It's one thing presenting your design concepts in a face-to-face setting, and another doing so online, she points out. "So reflecting on my experience, despite it being stressful, I'm actually pleased I had to adapt rapidly to this with the guidance of Shillington. Since completing the course, I now have confidence in pitching my design ideas physically and virtually at my current employment. I'm ready for whatever else this crazy world throws at us!"
Online study tips
Finally, what tips would Olivia offer to students studying online? "One main piece of advice I would give is to keep a routine," she responds. "A lot of the time, there's a feeling of not really 'finishing' for the day, like you would if you were leaving a classroom. So, I'd suggest being disciplined in having that wind-down time after a session. It's tempting to continue working on your brief after class. But you can get burnt out very easily, which affects your quality of work and creativity."

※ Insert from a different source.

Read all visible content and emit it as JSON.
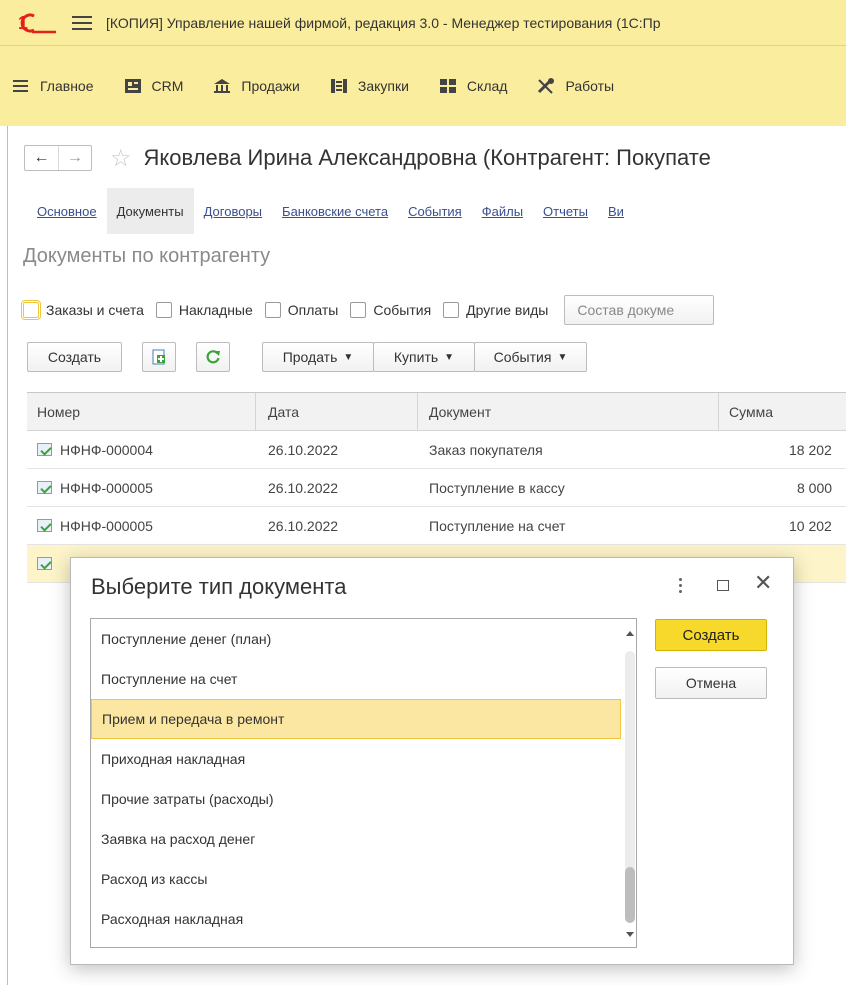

Time management of work and prioritising tasks are also essential. "Organisation and setting your own deadlines are extremely important for Shillington, especially if it's online. Even just leaving one project until the last minute can set off a domino effect with your other briefs, meaning your design ability and skill may not be truly reflected in your final outputs."
Olivia concludes: "The Shillington experience is a roller-coaster, so having those 'off days' is going to be natural. However, if you're organised enough to allow for those days, then it does your stress levels and well-being a world of good. Invest in the time to plan your week with to-do lists, realistic deadlines, and even sounding out your plans to your peers. It will pay time and emotional dividends in the long run."